But, let’s talk about the clothes. The collection was derived from a 20th-century watercolour painting by Scotland’s Charles Rennie Mackintosh’s. This was juxtaposed with the duo’s love for this centuries Scottish house ravers which was definitely accented throughout the collection. It’s safe to say the colour palette was broad, but, somehow it married perfectly. Highlights of the collection would be the beautiful hand painted white jacket, that sent cameras on the front row flashing in a frenzy (these were painted in partnership with contemporary artist Tom Leamon), the men’s extreme turn up trousers (can we make these in women’s sizes too, please and thanks) and finally the sheer woven skirts that were the perfect combination of elegant and sexy.

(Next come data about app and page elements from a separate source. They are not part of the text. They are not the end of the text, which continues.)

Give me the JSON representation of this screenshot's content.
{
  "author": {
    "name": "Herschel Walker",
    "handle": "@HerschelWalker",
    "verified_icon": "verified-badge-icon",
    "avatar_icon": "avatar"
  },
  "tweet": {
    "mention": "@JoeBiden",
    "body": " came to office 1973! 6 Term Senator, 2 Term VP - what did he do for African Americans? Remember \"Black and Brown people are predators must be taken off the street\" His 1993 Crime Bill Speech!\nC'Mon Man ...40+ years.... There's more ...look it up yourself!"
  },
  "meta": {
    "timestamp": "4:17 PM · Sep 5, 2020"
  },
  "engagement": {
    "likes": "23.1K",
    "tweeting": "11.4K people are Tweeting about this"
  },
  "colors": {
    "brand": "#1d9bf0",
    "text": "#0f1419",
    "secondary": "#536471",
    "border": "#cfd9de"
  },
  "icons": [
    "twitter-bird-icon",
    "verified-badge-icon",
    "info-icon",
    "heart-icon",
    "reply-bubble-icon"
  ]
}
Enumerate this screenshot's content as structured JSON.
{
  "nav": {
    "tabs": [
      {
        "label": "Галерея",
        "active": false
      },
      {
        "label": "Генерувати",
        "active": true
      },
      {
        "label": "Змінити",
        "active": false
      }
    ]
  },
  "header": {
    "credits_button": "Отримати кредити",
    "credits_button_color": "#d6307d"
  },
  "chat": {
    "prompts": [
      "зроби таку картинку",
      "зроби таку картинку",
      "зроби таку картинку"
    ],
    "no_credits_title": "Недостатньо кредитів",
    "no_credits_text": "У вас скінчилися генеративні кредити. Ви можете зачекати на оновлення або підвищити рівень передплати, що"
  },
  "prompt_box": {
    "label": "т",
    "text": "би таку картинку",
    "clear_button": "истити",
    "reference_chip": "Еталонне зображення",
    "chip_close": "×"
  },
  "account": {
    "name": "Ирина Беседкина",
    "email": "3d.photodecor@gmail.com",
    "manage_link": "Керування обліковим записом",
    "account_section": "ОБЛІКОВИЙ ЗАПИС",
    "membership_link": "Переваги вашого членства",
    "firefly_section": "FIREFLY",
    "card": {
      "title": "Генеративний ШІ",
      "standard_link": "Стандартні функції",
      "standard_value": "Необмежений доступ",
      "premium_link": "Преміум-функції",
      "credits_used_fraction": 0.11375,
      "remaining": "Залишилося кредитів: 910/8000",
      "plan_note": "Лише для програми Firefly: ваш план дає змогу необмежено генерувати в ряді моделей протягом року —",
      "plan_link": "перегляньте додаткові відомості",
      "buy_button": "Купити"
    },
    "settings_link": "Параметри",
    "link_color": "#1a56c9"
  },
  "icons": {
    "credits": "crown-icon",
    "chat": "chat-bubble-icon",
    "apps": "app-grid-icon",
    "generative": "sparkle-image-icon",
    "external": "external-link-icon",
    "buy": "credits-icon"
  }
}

We haven’t even got through SS17 yet and I’m waiting for the AW17 Teatum Jones drop.
Official photography for the Teatum Jones SS17 Show
The body painting and decorations of the Omo Valley Tribes, the elegance and feminity of Seydou Keita’s 1950s and early 1960s portraits of Malian women and finally a dash of Grace Jones in Keith Haring body paint, are all the ideas behind the designer’s SS17 collection.
Set in an east London concrete space, models sat performing mundane tasks in the most exquisite attire. With jazz music playing in the background we overlooked different episodes being performed as the collection developed. The clothing boasted a ready-to-wear luxe feel that designer Serafina Sama is known for. The use of jacquards, silks, linens and cotton gave the collection a lot of texture making the pieces perfect for mixing into your wardrobe. The muted tones gave us a new outlook for the SS17 trends ahead as the catwalks have been dominated by brighter colours. The standout pieces of the collection were simple white linen dress worn by a model with the most wonderful afro and freckles to match, and Keith Haring inspired trousers and dresses.
Faustine Steinmetz 008
When you think of Faustine, you think of denim. This is a brand that has pushed the limits to a fabric that is in every sense ordinary.
So when I heard they were revisiting denim again this season I was sceptical. Not of Faustine’s ability to rework the material, but, of my selfish need for brand innovation. But here I stand corrected because Faustine Steinmetz is the denim god who I should have never doubted.
For collection 008, Faustine focuses on denim on denim. The layering of a material with a self-referential purpose. The tunnel-like presentation took you on a journey of duality from light to dark, showcasing the most ostentatiously designed denim mirrored with overtly-washed and logo monogrammed jackets. Some of the standout pieces were the crystal embellished jeans and the hand woven jackets.
Nothing is more familiar than blue denim, but Faustine Steinmetz somehow makes you feel like you’re seeing the material for the first time all over again.
This season Tata Naka took us on a journey to rural Italy. Looking at the resonating elegance of a bygone Capri, Tata Naka takes influences from the signature mosaic work of the Villa St. Michele, as well as marine life and myths.
The earthy palette of the collection was complimented by the traditional fabrics used – fresh linens, crushed cotton and soft silks paid homage to the historical aspects of the island. Delicate beading and threading could be seen accented throughout the collection. The whole staging was a simple nod to the island jet-set reputation of the 60s – think Jackie O on a boat sipping limoncello. The models sat naturally and comfortable in their settings sporting simple make-up and natural hair giving us an injection of the coastal feel of the island.